Golf — Augusta MastersFriday, April 11, 2014
Bill Haas takes one stroke lead
Rory McIlroy bogeyed the final hole for a one-under par 71 and was well satisfied with the overall outcome, despite being three off the pace. The young Irishman and bookmaker favourite to win his first Masters said he was surprised how hard the set up was for a Thursday, normally a “soft-pin” day with hole-positions becoming progressively tougher into the weekend.
“When I saw the pin sheets in the morning I said to myself: ‘Well, they don’t really want anyone to go really low today.’ The back nine was also more difficult as the greens got more dried out. In all I’d say I’m very satisfied to have got in with anything under par.”
The 31-year old Haas is no longer an Augusta rookie and admits playing five previous Masters has given him a comfort level he did not have in his first years. “You still get nervous on that first tee but I think I was more nervous the first year and you get more fired up to go,” he said. Nerves possibly explain his scrappy bogey at the opening hole but Masters experience helped turn negative into a positive. “Yeah, not a good iron shot on that hole,” he said, “but I hit a nice par putt that almost went in and for some reason that kind of settled me down with the putter.”
He immediately followed up with a 15-foot downhiller for four at the par-5 2nd then added to his birdie count at the par-3 4th. “A birdie at the 4th is almost like an eagle, that hole is so difficult. Then I fatted an iron shot at the 5th, just short of the green and pitched it by about 12 feet which I made for par. To come out of that stretch of holes one under when I easily could have still been one over settled me down. The rest of the day I felt like I played pretty solid.”
It was not a good day for Ángel Cabrera, who came to Augusta with a spotty early-season but whose game usually takes a momentous up-curve on Masters week. Not the case so far. After a four-bogey, single birdie outward half of 39, he triple-bogeyed the long par-4 11th and had to work hard thereafter for 78, now with a tiny if unlikely chance of making the Friday cut if he can go really low today.
Phil Mickelson was also victim of an unexpected and unlikely triple bogey, his coming at the relatively short par-four 7th where a slick putt from behind the hole picked up speed and left him with a tough uphill chip back to the green. Mickelson closed with 76 after adding another 7 at the par-5 15th.
Heavy rain earlier in the week has had some influence on the course set up, the fairways although cut as tight as usual are damper than normal, testing to the limit downhill wedge shots from layup positions.

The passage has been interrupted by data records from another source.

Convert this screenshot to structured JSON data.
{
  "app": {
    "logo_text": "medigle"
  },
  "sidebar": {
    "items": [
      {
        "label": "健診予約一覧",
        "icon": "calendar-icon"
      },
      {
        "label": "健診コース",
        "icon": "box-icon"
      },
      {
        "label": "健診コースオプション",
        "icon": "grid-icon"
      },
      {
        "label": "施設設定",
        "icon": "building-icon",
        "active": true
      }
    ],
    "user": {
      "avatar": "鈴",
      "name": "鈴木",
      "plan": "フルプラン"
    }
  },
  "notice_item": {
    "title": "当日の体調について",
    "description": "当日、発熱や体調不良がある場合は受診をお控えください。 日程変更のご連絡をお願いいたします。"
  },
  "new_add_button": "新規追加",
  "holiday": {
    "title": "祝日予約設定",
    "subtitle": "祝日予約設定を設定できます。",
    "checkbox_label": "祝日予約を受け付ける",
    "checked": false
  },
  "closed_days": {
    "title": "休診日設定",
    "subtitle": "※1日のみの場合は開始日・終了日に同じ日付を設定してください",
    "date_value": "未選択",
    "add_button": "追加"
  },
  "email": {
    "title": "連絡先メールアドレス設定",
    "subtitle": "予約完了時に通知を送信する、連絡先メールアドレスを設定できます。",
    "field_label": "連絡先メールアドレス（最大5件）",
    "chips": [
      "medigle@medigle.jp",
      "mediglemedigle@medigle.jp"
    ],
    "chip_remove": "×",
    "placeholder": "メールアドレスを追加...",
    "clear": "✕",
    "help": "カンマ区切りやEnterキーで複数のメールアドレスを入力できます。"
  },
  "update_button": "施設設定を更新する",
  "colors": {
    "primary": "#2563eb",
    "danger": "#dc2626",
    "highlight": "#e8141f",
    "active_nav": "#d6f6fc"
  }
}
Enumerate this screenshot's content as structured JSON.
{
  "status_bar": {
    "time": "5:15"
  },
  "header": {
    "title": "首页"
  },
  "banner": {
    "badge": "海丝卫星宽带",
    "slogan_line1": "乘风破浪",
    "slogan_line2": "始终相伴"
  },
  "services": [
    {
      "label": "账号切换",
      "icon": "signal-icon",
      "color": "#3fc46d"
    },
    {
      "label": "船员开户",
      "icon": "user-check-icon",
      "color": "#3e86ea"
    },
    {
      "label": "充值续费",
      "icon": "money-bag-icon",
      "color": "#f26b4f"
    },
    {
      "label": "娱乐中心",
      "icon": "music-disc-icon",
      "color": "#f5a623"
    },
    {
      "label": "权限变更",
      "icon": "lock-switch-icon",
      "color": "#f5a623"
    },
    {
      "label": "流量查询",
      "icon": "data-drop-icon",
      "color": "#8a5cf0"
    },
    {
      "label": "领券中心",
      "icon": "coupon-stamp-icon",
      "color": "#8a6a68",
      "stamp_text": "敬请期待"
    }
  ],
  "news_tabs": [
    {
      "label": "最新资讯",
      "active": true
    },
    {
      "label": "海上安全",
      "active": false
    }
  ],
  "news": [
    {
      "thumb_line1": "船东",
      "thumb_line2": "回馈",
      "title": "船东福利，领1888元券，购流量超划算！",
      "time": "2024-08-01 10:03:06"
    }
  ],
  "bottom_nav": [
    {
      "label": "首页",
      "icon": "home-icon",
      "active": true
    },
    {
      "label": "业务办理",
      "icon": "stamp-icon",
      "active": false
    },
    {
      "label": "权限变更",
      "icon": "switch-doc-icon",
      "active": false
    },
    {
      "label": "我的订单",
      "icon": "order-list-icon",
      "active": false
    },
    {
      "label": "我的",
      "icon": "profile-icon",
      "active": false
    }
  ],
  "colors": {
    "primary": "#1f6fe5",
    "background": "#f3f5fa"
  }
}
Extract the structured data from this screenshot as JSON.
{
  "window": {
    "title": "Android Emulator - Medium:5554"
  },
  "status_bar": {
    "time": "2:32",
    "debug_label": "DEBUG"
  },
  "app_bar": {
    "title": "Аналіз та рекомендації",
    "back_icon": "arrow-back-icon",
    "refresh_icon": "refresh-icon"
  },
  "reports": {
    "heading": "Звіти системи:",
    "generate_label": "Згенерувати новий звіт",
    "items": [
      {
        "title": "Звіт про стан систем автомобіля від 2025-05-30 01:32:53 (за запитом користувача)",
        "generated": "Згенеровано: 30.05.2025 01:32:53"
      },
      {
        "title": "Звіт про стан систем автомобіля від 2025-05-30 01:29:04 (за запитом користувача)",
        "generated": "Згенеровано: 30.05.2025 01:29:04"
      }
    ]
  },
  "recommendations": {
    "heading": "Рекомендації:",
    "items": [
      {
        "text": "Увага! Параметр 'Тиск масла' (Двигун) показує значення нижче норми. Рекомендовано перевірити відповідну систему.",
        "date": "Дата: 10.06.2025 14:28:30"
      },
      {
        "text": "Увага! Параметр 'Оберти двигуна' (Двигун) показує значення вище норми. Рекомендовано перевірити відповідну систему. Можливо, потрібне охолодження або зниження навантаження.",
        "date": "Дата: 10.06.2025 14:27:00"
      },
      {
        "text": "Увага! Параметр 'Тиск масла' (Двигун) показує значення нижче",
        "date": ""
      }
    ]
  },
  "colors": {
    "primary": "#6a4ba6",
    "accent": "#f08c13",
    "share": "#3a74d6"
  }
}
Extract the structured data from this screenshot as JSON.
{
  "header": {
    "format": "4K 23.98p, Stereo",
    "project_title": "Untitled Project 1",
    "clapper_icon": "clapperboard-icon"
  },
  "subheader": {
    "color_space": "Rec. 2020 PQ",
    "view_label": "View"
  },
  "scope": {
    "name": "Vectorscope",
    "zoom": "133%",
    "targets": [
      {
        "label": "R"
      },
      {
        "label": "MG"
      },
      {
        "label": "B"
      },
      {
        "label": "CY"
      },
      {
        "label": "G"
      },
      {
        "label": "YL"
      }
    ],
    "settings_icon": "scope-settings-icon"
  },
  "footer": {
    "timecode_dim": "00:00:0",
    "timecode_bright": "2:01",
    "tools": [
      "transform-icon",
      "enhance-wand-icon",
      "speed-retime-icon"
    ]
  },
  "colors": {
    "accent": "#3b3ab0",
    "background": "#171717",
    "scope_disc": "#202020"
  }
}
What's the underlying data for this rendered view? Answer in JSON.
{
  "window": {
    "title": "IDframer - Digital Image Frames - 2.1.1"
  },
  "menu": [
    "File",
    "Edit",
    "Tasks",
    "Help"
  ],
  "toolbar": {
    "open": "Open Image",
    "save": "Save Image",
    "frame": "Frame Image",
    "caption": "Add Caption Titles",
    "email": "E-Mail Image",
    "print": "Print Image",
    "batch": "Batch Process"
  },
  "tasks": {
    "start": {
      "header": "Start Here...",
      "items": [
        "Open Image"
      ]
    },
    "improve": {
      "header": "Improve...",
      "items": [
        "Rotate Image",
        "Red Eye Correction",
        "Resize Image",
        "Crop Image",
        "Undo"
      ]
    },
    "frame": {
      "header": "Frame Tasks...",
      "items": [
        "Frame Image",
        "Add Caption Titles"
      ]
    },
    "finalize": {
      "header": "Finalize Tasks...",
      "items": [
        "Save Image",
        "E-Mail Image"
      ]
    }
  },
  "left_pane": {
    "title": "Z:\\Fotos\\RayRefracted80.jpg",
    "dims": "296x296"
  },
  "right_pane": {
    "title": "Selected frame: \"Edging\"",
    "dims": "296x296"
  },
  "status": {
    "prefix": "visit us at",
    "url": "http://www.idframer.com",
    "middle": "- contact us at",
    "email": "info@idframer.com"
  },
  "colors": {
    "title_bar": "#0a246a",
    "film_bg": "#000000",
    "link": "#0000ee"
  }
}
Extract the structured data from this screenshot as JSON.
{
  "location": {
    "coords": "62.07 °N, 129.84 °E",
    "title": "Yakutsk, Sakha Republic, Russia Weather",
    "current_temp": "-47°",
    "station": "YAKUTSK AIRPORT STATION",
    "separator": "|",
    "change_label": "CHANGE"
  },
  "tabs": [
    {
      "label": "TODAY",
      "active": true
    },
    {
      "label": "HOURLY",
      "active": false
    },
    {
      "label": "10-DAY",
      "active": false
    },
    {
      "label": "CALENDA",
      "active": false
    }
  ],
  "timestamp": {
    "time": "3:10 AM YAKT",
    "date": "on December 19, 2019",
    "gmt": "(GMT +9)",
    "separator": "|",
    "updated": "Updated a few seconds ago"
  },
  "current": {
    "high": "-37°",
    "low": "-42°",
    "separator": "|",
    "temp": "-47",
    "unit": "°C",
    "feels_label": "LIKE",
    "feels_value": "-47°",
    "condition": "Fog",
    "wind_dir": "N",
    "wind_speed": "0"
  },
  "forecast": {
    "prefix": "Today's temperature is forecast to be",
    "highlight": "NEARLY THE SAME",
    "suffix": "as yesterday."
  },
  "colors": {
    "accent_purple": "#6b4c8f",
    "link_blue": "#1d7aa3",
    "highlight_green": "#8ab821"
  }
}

A typical example was Dustin Johnson, catching his third at the 15th ever so slightly fat from inside a hundred yards ten yards too short to clear the green-guarding water, leading to 77.
For the second round most players are switched from morning to afternoon start times, and vice-versa. If the breeze stiffens later in the day as is usual, the greens will crust up more and provide an exacting challenge.